“Although very complex, the core of the rapid-learning system is a circle that is really a classic feedforward-feedback cycle of quality improvement. It begins at the point of care where the data are collected by computer, transformed, and aggregated; then the data are analyzed and services are provided in compliance with important measures,” said Dr. Lichter.
The system, explained Dr. Lichter, has a second cycle attached to it. “Once the data are analyzed, it can go through peer review and feedback, generate new hypotheses, and do correlation and trend analysis. That second process begins to make our guidelines and guidance better,” said Dr. Lichter.
“Right now, as in most medical specialties, the majority of things we do are based on consensus or good solid hunches, not on level 1 clinical trial evidence. In fact, there are so many decision points in oncology that we will never fill in the grid solely through clinical trial data. However, with the second cycle of the rapid-learning system—where the correlation and trend analysis occurs—we can improve the effectiveness of our guidelines,” said Dr. Lichter.
After laying the foundation by engaging leaders in the oncology community, hammering out a business plan, and doing the legal and technology analysis, ASCO’s work on the prototype system began. Dr. Lichter said that the group set out to construct the prototype with five goals:
1. Provide “lessons learned about the technological and logistical challenges of a full-scale implementation of CancerLinQ
2. Demonstrate value-added tools, such as the ability to measure a clinician’s performance on a subset of the Quality Oncology Practice Initiative (QOPI®) in real time
3. Create new ways of exploring clinical data and hypothesis generation
4. Demonstrate our capability to develop rapid, real-time clinical support based on clinical guidelines and integrate them into an electronic health record system
5. Demonstrate the ability to capture and aggregate complete longitudinal patient records from any source and make use of the data.
“After taking the key points from the original feedforward-feedback cycle, we built a rather crude oncology [electronic health record system] from an open-source [electronic health record] so we could interact with the system and develop batch filing and processing of data. In other words, we developed automatic processing so we were able to understand the data that were being sent to us from various aggregates of medical records,” commented Dr. Lichter.
Using an elegant visual platform called Galileo Cosmos™, Dr. Lichter demonstrated a drag-and-drop feature that allows the user to enter all pertinent clinical information about a particular patient and screen the information against a particular regimen.
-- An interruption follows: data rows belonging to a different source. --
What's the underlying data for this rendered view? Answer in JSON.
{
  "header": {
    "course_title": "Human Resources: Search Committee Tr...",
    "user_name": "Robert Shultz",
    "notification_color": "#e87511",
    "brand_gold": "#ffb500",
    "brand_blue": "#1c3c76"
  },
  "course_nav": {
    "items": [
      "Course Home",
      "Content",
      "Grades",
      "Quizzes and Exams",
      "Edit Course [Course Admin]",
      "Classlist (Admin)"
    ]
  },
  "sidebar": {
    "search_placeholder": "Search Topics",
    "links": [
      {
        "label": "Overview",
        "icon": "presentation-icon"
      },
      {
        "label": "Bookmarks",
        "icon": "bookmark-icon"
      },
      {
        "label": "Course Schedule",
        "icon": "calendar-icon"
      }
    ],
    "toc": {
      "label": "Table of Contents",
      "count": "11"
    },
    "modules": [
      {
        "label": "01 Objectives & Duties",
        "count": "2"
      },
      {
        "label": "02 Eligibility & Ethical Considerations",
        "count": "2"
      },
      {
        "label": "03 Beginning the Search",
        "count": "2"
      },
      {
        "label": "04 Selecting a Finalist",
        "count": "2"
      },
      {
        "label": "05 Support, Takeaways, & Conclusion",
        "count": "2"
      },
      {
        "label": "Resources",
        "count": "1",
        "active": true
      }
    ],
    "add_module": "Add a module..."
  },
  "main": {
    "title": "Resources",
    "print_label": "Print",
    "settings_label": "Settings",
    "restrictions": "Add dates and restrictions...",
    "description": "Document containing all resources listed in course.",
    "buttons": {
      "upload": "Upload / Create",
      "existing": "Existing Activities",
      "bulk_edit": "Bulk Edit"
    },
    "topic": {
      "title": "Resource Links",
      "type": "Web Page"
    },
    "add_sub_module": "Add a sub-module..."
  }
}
The program graphically illustrates the various outcomes in a multiplicity of clinical scenarios. Dr. Lichter toggled back and forth, visually comparing and contrasting the outcomes of different agents.
“With this kind of data capture, we can begin to show and analyze outcomes and answer interesting and complex clinical questions in real time,” said Dr. Lichter. After showing multiple slides that explored the interactive capabilities of the prototype electronic medical record—from practice guidelines to adverse events—Dr. Lichter noted that many of the key nodal points in a learning health-care system are currently feasible.
Work in Progress
Stressing that CancerLinQ is still very much a work in progress, Dr. Lichter said, “We have learned about the technological and logistical challenges involved in a full-scale CancerLinQ implementation. And we have demonstrated value-added tools, such as the ability to measure a clinician’s performance on a subset of QOPI measures in real time,” he noted.
“We have also shown our ability to develop rapid clinical decision support based on guidelines, and integrate them into a demonstration [electronic health record] system. And while there is much work to be done, we have shown that the core functions of a health learning system are within our grasp, setting the stage for fundamental and unprecedented transformation,” said Dr. Lichter. ■
Disclosure: Dr. Lichter reported no potential conflicts of interest.